Building Stories: Science Center at Amherst College

By: | Issue: January/February, 2019
January 28, 2019
CONNECTION AND DIVERSITY—In addition to featuring interior glass walls that unite the science departments, the Science Center at Amherst College has an exterior glass curtain wall that overlooks the campus, so students always feel connected to nature. Additionally, 35 percent of courses taught at the center this semester have extended beyond the sciences to include the humanities and the arts, such as “Rethinking Pocahontas” and “Atomic Bomb Literature.”CONNECTION AND DIVERSITY—In addition to featuring interior glass walls that unite the science departments, the Science Center at Amherst College has an exterior glass curtain wall that overlooks the campus, so students always feel connected to nature. Additionally, 35 percent of courses taught at the center this semester have extended beyond the sciences to include the humanities and the arts, such as “Rethinking Pocahontas” and “Atomic Bomb Literature.”

 

A Massachusetts college has transformed an energy-consuming science building that once isolated academic departments into a sustainable facility that now unites the entire campus—not just the sciences.

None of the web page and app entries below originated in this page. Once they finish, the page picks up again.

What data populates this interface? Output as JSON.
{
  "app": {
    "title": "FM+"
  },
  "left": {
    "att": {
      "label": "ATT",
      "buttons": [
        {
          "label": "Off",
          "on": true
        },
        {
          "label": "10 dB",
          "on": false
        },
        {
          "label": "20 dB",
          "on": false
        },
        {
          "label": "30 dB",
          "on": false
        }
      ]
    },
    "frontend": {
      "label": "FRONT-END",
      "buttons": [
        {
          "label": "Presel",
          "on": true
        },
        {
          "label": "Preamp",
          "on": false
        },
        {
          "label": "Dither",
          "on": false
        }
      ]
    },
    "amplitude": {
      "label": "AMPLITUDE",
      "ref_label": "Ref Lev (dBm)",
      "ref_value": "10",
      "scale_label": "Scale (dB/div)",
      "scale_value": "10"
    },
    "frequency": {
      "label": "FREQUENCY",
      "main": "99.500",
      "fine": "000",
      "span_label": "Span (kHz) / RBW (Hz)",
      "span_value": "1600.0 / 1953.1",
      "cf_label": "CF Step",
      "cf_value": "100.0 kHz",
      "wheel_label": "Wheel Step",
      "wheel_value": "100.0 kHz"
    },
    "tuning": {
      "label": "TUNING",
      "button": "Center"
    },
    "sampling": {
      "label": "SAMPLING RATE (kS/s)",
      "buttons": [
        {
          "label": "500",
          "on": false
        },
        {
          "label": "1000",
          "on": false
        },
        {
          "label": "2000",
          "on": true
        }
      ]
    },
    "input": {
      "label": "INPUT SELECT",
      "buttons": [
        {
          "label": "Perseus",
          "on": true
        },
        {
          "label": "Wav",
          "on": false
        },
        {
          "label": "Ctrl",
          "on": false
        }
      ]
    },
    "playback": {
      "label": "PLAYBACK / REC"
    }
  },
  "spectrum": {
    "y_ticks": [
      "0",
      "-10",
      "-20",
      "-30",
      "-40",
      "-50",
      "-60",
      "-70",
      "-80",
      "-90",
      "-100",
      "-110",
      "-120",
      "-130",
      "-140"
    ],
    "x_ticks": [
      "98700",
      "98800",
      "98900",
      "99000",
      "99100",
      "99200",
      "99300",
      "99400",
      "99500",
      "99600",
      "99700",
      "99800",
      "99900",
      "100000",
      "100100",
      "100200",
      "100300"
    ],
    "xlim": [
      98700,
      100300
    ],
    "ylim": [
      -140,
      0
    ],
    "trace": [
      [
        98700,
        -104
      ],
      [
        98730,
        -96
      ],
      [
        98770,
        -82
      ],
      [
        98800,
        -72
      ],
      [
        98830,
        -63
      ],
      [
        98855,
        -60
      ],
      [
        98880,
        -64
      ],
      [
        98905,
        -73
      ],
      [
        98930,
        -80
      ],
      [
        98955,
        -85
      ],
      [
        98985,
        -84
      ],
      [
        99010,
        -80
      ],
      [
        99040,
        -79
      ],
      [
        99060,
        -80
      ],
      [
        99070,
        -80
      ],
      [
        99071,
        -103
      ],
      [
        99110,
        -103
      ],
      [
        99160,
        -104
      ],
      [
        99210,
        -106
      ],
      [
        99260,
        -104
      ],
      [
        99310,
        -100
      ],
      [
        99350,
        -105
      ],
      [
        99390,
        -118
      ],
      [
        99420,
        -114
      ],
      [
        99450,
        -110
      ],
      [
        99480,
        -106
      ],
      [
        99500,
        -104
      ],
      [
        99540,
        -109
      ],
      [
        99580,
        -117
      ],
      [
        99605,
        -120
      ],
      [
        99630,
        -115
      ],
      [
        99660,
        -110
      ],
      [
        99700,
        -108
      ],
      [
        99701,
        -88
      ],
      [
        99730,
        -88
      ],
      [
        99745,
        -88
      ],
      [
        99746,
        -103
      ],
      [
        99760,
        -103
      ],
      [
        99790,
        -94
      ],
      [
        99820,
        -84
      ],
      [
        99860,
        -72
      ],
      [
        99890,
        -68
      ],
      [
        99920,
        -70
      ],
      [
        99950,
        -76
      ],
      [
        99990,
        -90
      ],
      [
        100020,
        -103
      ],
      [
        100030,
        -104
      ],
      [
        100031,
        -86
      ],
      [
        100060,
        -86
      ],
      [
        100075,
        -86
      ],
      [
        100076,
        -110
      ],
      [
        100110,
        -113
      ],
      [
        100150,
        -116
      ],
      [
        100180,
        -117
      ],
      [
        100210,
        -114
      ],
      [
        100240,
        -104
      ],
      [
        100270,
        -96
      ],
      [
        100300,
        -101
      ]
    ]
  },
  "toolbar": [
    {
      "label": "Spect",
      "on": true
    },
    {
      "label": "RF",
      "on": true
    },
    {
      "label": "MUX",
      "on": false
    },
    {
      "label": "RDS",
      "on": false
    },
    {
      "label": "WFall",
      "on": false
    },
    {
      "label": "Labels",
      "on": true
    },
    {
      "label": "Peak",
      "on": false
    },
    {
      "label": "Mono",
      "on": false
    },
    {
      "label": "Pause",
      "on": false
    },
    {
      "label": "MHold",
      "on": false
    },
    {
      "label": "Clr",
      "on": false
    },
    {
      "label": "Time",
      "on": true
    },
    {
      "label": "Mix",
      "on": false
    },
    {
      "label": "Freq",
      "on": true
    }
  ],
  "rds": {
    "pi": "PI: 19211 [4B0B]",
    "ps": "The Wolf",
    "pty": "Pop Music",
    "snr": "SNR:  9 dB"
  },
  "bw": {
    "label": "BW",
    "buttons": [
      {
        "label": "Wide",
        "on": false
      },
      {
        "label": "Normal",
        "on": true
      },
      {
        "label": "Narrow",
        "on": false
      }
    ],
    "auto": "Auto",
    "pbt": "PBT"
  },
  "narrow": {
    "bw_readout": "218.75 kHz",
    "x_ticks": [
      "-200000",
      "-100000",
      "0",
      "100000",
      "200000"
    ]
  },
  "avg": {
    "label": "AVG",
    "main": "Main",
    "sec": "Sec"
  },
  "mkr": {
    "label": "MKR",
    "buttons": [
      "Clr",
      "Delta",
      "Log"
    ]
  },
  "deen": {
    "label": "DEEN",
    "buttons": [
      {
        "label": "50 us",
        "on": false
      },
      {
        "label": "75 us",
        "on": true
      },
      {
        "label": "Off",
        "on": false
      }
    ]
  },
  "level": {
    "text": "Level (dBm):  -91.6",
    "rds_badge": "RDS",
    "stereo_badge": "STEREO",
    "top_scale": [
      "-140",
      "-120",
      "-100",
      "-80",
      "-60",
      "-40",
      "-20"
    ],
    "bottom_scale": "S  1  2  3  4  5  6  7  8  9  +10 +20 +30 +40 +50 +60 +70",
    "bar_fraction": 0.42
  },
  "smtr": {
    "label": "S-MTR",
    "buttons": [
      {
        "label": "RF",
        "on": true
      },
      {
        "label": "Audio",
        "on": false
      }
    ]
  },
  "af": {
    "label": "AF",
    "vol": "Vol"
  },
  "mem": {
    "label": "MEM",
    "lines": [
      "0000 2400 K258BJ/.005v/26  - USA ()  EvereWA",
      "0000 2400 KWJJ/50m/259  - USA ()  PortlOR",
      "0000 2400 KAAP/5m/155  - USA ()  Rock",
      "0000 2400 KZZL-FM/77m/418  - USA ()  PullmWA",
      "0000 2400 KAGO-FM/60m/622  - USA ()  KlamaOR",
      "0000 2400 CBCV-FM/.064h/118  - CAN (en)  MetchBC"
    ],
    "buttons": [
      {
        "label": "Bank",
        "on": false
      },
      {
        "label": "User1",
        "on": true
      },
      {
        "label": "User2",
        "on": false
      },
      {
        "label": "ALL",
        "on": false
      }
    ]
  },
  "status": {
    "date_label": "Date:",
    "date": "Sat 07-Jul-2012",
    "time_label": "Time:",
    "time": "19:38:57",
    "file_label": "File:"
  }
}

CHALLENGE: Amherst College officials engaged the board of trustees to rebuild or renovate Merrill, a 1960s science facility that generated over a third of Amherst’s energy costs—despite comprising only 10 percent of the campus blueprint. Merrill’s mazelike structure and lack of windows also discouraged collaboration between departments because employees felt isolated.

The board eventually decided to relocate the 155,000-square-foot building. “However, finding another location was challenging because we have a densely populated campus,” says Jim Brassord, chief of campus operations.

SOLUTION: Architects demolished some outdated dormitories elsewhere on campus to make way for the 250,000-square-foot Science Center and sculpted the area’s grounds into a parklike landscape where new dorms also sit.

The Science Center features a revamped HVAC system, with fume hoods, which limits exposure to hazmat. This system and other technologies allow the center to produce 70 percent less energy than Merrill did, and use one-third of the energy that a similar sized science building would generate.

Meanwhile, an open space called the “activated atrium” connects the college’s science departments on three of the four floors. Transparent glass on the walls of 12 classrooms and 68 labs further breaks down barriers. The atrium hangs above a first-floor gathering place and café area, which attracts students across the college.

“The new science building has extended the core of our campus to a place that was previously just a central quad,” says Brassord. “We enhanced not only the sciences, but our entire college.”

COST: $230 million

COMPLETED: August 2018

PROJECT TEAM: Lead architect: Payette (Boston); landscape architect: Michael Van Valkenburgh Associates (Brooklyn, N.Y.); mechanical, electrical and plumbing engineer: van Zelm Heywood & Shadford